Here's another look at the 1952 aerial without annotation directly on top of the road, to make it easier to see the road. However, I'll note again that the road is barely visible in these old aerials. Here I've also noted Sphinx and Phantom, two major landmarks located near the buttressed road.

The road that the buttressing was once there to buttress is little more than a dirt trail today, as this Bing bird's-eye view points out. This view is looking from the north.

This version of the bird's-eye view adds IDs for a few of the surrounding rock features.

"Adventures of Captain Marvel" owns at least a couple of major distinctions. Not only do many serial aficionados call it the best serial ever made — although Republic's "Spy Smasher" is also usually in the conversation — but "Captain Marvel" also is credited with being the production that started the trend of superheroes making the jump from comic books to the big screen — a trend that remains a big part of popular culture today, with Spider-Man, the Avengers, X-Men, Iron Man, Guardians of the Galaxy and others following suit.

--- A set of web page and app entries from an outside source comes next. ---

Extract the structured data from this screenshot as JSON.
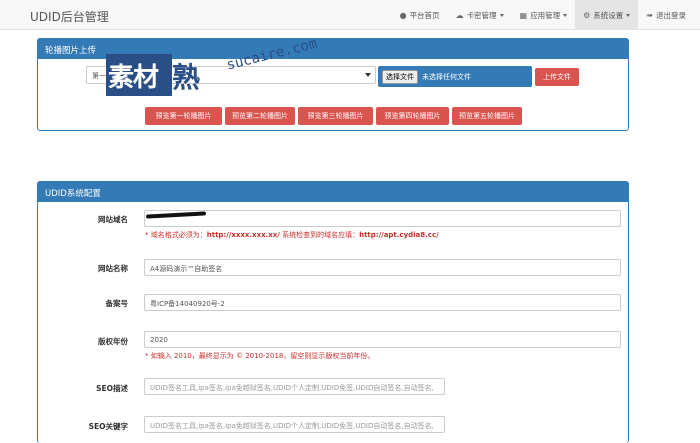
{
  "navbar": {
    "brand": "UDID后台管理",
    "items": [
      {
        "label": "平台首页",
        "icon": "user-icon",
        "dropdown": false
      },
      {
        "label": "卡密管理",
        "icon": "cloud-icon",
        "dropdown": true
      },
      {
        "label": "应用管理",
        "icon": "list-icon",
        "dropdown": true
      },
      {
        "label": "系统设置",
        "icon": "gear-icon",
        "dropdown": true,
        "active": true
      },
      {
        "label": "退出登录",
        "icon": "logout-icon",
        "dropdown": false
      }
    ]
  },
  "banner_panel": {
    "title": "轮播图片上传",
    "select_value": "第一",
    "file_button": "选择文件",
    "file_status": "未选择任何文件",
    "upload_button": "上传文件",
    "preview_buttons": [
      "预览第一轮播图片",
      "预览第二轮播图片",
      "预览第三轮播图片",
      "预览第四轮播图片",
      "预览第五轮播图片"
    ]
  },
  "config_panel": {
    "title": "UDID系统配置",
    "domain": {
      "label": "网站域名",
      "hint_prefix": "* 域名格式必须为：",
      "hint_format": "http://xxxx.xxx.xx/",
      "hint_middle": " 系统检查到的域名应填：",
      "hint_detected": "http://apt.cydia8.cc/"
    },
    "site_name": {
      "label": "网站名称",
      "value": "A4源码演示™自助签名"
    },
    "icp": {
      "label": "备案号",
      "value": "粤ICP备14040920号-2"
    },
    "copyright": {
      "label": "版权年份",
      "value": "2020",
      "hint": "* 如输入 2010，最终显示为 © 2010-2018，留空则显示版权当前年份。"
    },
    "seo_desc": {
      "label": "SEO描述",
      "placeholder": "UDID签名工具,ipa签名,ipa免越狱签名,UDID个人定制,UDID免签,UDID自动签名,自动签名,"
    },
    "seo_keywords": {
      "label": "SEO关键字",
      "placeholder": "UDID签名工具,ipa签名,ipa免越狱签名,UDID个人定制,UDID免签,UDID自动签名,自动签名,"
    }
  },
  "watermark": {
    "logo_text": "素材",
    "logo_text2": "熟",
    "domain": "sucaire.com"
  },
  "colors": {
    "primary": "#337ab7",
    "danger": "#d9534f",
    "hint": "#c9302c"
  }
}
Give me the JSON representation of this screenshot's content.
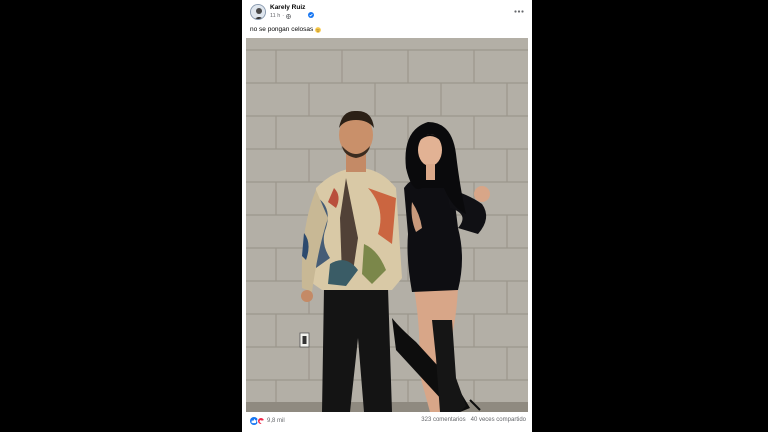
{
  "post": {
    "author": "Karely Ruiz",
    "time": "11 h",
    "separator": "·",
    "caption": "no se pongan celosas",
    "caption_emoji": "winking-face-icon",
    "more_icon": "more-options-icon",
    "verified_icon": "verified-badge-icon",
    "privacy_icon": "globe-icon"
  },
  "footer": {
    "reaction_count": "9,8 mil",
    "comments": "323 comentarios",
    "shares": "40 veces compartido",
    "reaction_icons": [
      "like-icon",
      "love-icon"
    ]
  },
  "colors": {
    "background": "#000000",
    "card": "#ffffff",
    "primary_text": "#050505",
    "secondary_text": "#65676b",
    "like_blue": "#1877f2",
    "love_red": "#f0284a"
  }
}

Captain Marvel's Superman-like qualities

Captain Marvel is often compared to Superman, who became more of a household name due in large part to the popular 1950s TV show "Adventures of Superman." This 1941 poster for "Captain Marvel" uses language reminiscent of the familiar "Superman" TV opening: "Faster than a speeding bullet! More powerful than a locomotive! Able to leap tall buildings in a single bound!" Both descriptions appear to have originated in 1941, with the Superman mantra going back to the first of a series of eight revered Fleischer Studios "Superman" cartoons.

"The Life and Legend of Wyatt Earp" (1958)

The stone buttressing in the Garden of the Gods area did not appear frequently in productions, but it does show up in at least one TV show, "The Life and Legend of Wyatt Earp." The sequence seen above and in the shots that follow appears in the episode "My Husband," which first aired June 10, 1958.

This shot from the "Wyatt Earp" episode takes place moments later, following a bloodbath, and has the nice added touch of a dead guy's arm draped over the buttressing, not to mention another dead guy face down just below it. Earp is recognizable in his white shirt, second from left, and that's Doc Holliday sitting on the rock at right.

Earp, played by Hugh O'Brian, and Myron Healey as Doc showcase another vantage point on the buttressing.

Why not get another look at that dead guy's arm as long as Doc's sitting there showing off another angle on the buttressing area.



1 comment:

Cliff said...

All good things come in time,